The more books I read from the Lost reading list, the clearer things become. I don't know what I'm going to read next, but I'm thinking Watership Down, which I haven't read in years. That, or Are You There God? It's Me, Margaret.

Wednesday, June 13, 2007

Just to swing you guys around to my other blogs, they're back in business. So go look at them. The one for the movie even has a picture!

As for another post here, I'll have something soon for The Turn of the Screw. I was going to finish it this morning, but the train must have been running fast, or I was reading slow, and I didn't finish it. Perhaps tonight? I dunno.

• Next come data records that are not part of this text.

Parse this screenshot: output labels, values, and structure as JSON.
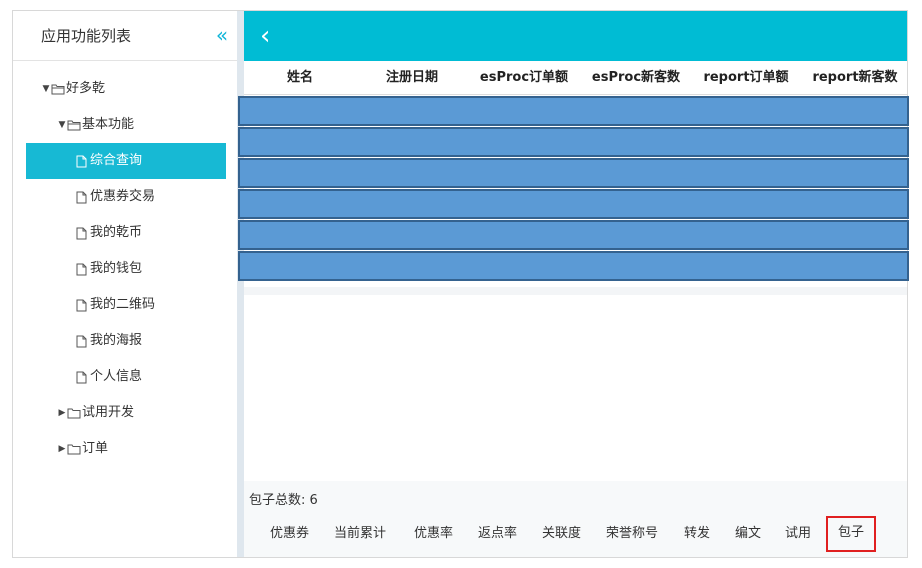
{
  "sidebar": {
    "title": "应用功能列表",
    "collapse_icon": "«",
    "tree": [
      {
        "label": "好多乾",
        "type": "folder",
        "expanded": true,
        "level": 0
      },
      {
        "label": "基本功能",
        "type": "folder",
        "expanded": true,
        "level": 1
      },
      {
        "label": "综合查询",
        "type": "file",
        "level": 2,
        "selected": true
      },
      {
        "label": "优惠券交易",
        "type": "file",
        "level": 2
      },
      {
        "label": "我的乾币",
        "type": "file",
        "level": 2
      },
      {
        "label": "我的钱包",
        "type": "file",
        "level": 2
      },
      {
        "label": "我的二维码",
        "type": "file",
        "level": 2
      },
      {
        "label": "我的海报",
        "type": "file",
        "level": 2
      },
      {
        "label": "个人信息",
        "type": "file",
        "level": 2
      },
      {
        "label": "试用开发",
        "type": "folder",
        "expanded": false,
        "level": 1
      },
      {
        "label": "订单",
        "type": "folder",
        "expanded": false,
        "level": 1
      }
    ]
  },
  "topbar": {
    "back_icon": "‹",
    "color": "#00bcd4"
  },
  "table": {
    "columns": [
      "姓名",
      "注册日期",
      "esProc订单额",
      "esProc新客数",
      "report订单额",
      "report新客数"
    ],
    "row_count": 6,
    "row_color": "#5b9ad5"
  },
  "footer": {
    "total_label": "包子总数: 6",
    "tabs": [
      "优惠券",
      "当前累计",
      "优惠率",
      "返点率",
      "关联度",
      "荣誉称号",
      "转发",
      "编文",
      "试用",
      "包子"
    ],
    "active_tab": "包子"
  }
}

I've also Netflixed myself recently. I took up their offer of two free weeks or whatever it was. Anyway, I already have a queue of nearly 350 movies, and I've rated nearly 2,000 movies, most of which suck. I never realized how much time I wasted in front of a movie or TV screen. And now I'm wasting a lot of time in front of a computer monitor. Is that a step forward? I don't know. I'll let someone else answer that.

The point is, I've already gone through six DVDs, and I've reviewed only one. I've been watching a lot of Takashi Miike's stuff, though tonight I'm going to watch The Glamorous Life of Sachiko Hanai, which I think is going to be a good time, because it's a Japanese Pink Movie, which means nudity and simulated sex. In this case, it's with George W. Bush's severed finger sometimes, so you know it's going to be... interesting.

Will I review all the movies I've skipped over? Probably not. I'll just say that Dead or Alive: Birds is rather lovely, Dead or Alive: Final makes sense in the context of the entire series, and the robot at the end is fucking awesome, especially its head. Gozu has its moments, and could have used a tighter editing, but overall it was a great movie. As for Terry Gilliam's Tideland, I'm not sure what to say except that the parts are better than the whole.

So, next time, a review of The Turn of the Screw, and perhaps of Sachiko. Who knows?